On Burke’s performance, Lofgren added, “Two penalties in this race is good, just too many. Still, Tim had a great race.”
Likewise, Burke was far from disappointed. “This equals my fourth best result ever. My shape is very good now and I am looking forward to the other races, especially the 20K (in which he placed seventh last year). Also, after today, I am in a position to be in the Mass Start next Sunday.”
A video interview with Burke follows:
Haley Johnson (Lake Placid, NY) was the only US competitor in the Women’s 10K Pursuit, starting in 53rd position, and finishing 52nd. Johnson finished with five penalties, 7:04.3 behind Andrea Henkel of Germany who won another Gold medal to go with the one she won in yesterday’s Sprint. Henkel again shot clean, finishing in 28:56.
Johnson stayed near 50th position throughout the competition, picking up single penalties in the first three stages. In the final standing stage, she missed the first and last shots, resulting in two penalty loops, which dropped her back to 53rd at the finish. She commented on the final shooting stage, “I knew where everyone was as I started the fourth loop. Henkel was closing in on me. (If Henkel lapped Johnson, the US athlete would have been out of the competition). I pushed hard on the whole loop to keep ahead of her. When I came in to shoot, I was very tired and missed those shots. It was a good race for me.”

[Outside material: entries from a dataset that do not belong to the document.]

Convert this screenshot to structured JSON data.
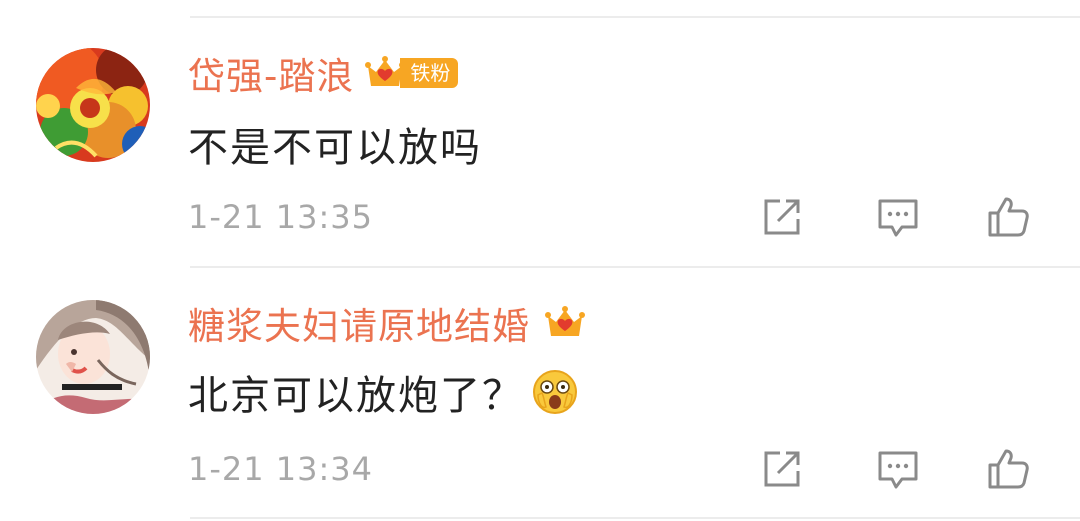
{
  "comments": [
    {
      "username": "岱强-踏浪",
      "badge": {
        "icon": "crown-badge-icon",
        "label": "铁粉"
      },
      "text": "不是不可以放吗",
      "emoji": null,
      "timestamp": "1-21 13:35",
      "avatar": "avatar-colorful-glass-art"
    },
    {
      "username": "糖浆夫妇请原地结婚",
      "badge": {
        "icon": "crown-badge-icon",
        "label": ""
      },
      "text": "北京可以放炮了？",
      "emoji": "shocked-face-emoji",
      "timestamp": "1-21 13:34",
      "avatar": "avatar-anime-girl"
    }
  ],
  "actions": {
    "repost_icon": "repost-icon",
    "reply_icon": "comment-icon",
    "like_icon": "thumbs-up-icon"
  },
  "colors": {
    "username": "#eb7350",
    "text": "#222222",
    "timestamp": "#a8a8a8",
    "icon": "#8a8a8a",
    "badge": "#f7a623",
    "divider": "#ececec"
  }
}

Henkel was even more impressive today than in the Sprint. She started with a 13-second lead and never relinquished it, leading from wire-to-wire. Despite this, Henkel admitted, “I was nervous in the final shooting. It was good to shoot zero, because I do not do this very often.” With Henkel leading by 15-20 seconds throughout the competition, two Russian women, Ekaterina Iourieva and Albina Akhatova battled for the Silver medal, with Iourieva coming out on top. They matched Henkel on the shooting range, but finished 20.5 and 38.5 seconds back.
Live streaming video coverage of the Biathlon World Championships as well as Biathlon World Cup competitions for the remainder of the season, and archived highlights, are available by clicking the athlete photo at the top of the news column at www.usbiathlon.org.
The United States Biathlon Association is the National Governing Body for the sport of biathlon in the United States as recognized by the United States Olympic Committee and the International Biathlon Union. The US Biathlon Association supports the US Biathlon Team and development of the sport on all levels within the United States.
TD Banknorth is the title sponsor of the US Biathlon Team. Lapua, adidas®, and Exel Ski Poles are supporting sponsors of the US Biathlon Team.